The Wiz? Virgin Records? Tower Records? Where do we go to browse used CDs today (with the exception of a slight few “mom and pop” shops that stood strong against the reign of an emerging Internet, thankfully)? Music aficionados alike, can universally relate to the exhilarating feeling of walking into a music store with $20 in hand, and leaving with 4 CDs, tangible, in good condition, and bargained for. Rare finds were like gold mines for a young jazz collector, like myself, but where do I go now for such obscurities?

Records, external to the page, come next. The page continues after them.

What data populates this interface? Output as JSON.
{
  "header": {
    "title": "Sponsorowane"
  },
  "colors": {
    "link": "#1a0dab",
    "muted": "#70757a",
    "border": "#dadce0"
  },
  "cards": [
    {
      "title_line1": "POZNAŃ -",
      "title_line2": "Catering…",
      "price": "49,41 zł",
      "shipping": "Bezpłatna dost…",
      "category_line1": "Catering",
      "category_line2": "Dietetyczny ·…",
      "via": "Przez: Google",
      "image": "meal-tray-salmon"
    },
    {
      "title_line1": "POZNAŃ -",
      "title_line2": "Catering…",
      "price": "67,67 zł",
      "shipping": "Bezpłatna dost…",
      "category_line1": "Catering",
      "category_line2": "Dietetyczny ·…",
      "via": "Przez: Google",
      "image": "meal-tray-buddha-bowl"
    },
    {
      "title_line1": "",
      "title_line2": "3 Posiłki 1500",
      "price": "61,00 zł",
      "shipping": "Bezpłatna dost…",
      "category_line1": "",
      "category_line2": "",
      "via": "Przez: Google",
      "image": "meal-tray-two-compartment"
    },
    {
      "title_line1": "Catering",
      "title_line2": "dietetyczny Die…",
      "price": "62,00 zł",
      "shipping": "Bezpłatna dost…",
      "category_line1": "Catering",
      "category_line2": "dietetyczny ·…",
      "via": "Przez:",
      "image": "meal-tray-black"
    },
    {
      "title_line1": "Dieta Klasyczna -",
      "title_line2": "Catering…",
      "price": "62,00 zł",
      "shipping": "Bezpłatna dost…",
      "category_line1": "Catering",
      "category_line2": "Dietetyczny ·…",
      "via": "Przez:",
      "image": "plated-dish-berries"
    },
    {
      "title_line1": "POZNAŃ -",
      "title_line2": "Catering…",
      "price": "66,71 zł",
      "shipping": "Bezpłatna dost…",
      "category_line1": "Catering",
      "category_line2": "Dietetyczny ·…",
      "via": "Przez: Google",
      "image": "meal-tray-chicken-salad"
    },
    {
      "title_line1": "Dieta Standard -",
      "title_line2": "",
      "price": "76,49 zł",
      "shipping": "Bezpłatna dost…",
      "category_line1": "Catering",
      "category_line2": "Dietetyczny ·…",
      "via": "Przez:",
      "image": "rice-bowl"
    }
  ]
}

At the turn of the 20th century, we witnessed the evolution of Napster (an MP3 file sharing site), but like everything else, that too, came to an end. We lived through sites such as Kazaa, Limewire, and BitTorrent, enabling us to readily share and download an entire music library to call our own, in seconds (or minutes for those of us who were relegated to dial-up). Many, fearful of the potential legal consequences, avoided using such sites and in 2001, were given the option of paying for our music via iTunes (for nominal costs, such as $1 for one song or $10 for an album).
The idea behind the “first sale” doctrine (arising out of §109 of the Copyright Act) is a simple one – once one has acquired a lawfully-made book, CD, or DVD, one can then lend, resell, or give it away without having to get permission from the copyright holder. This doctrine makes used book stores, libraries, and the like, legal. Obvious enough, right? Not quite.
At the end of last year, Capitol Records LLC took on ReDigi, a startup company whose software allows users to resell their own legally purchased music (from iTunes) to other users of the site. Upon the sale, ReDigi’s software then scans the seller’s hard drive and removes the file from it (in order to prevent fraudulent multiple sales of the same file). Some of us never thought we’d see the day (or at least this soon) when we would be able to express our traditional rights of reselling music we no longer want, digitally. After all, we bought it and should have that power!
Capitol is of the position that the “first sale” doctrine should not apply to digital files, as there is no guarantee that the original file has been deleted on resale. Realistically, however, we live in a world of loop-holes, so ultimately, we are confronted with weighing the costs and benefits between the possible duplication of a file on one’s computer, and the denial of rights of those who have spent their hard-earned money on music (and are essentially forced into keeping that music). It seems that Capitol Records may have bigger fish to fry. Are they to ignore the offender who legally buys their new/used CD in a store, burns it on their hard drive, and then resells it? Is it then ok simply because it is tangible? Would it be more acceptable if one looking to sell their legally bought digital files burned them on a CD, and in turn sold them at a garage sale? On eBay?
We already have had to succumb to the fact that we are almost wholly confined to the vehicle of the Internet to purchase our music, and have lost the unique experience of walking into a music store (the ambiance and smell of which are still so fresh in my memory) and browsing through genres for that gold mine of an album.
This case will have deep consequences on the industry and on our rights as we know them. Interestingly enough, according to the research firm Strategy Analytics, US digital music sales are set to surpass CD and vinyl sales for the first time ever this year. If the Court rules in favor of Capitol, we may be stuck with our digital music (and book and movie) purchases forever; a sad commentary on the industry, disallowing itself to move forward with technology.
Our generation has survived the demise of the physical music store and witnessed, acquiesced to, and then embraced the emergence of online music sharing. At the very least, we should, as paying customers, be permitted to keep our rights of reselling those tracks we no longer want – something we have always been able to do in those stores we so dearly miss.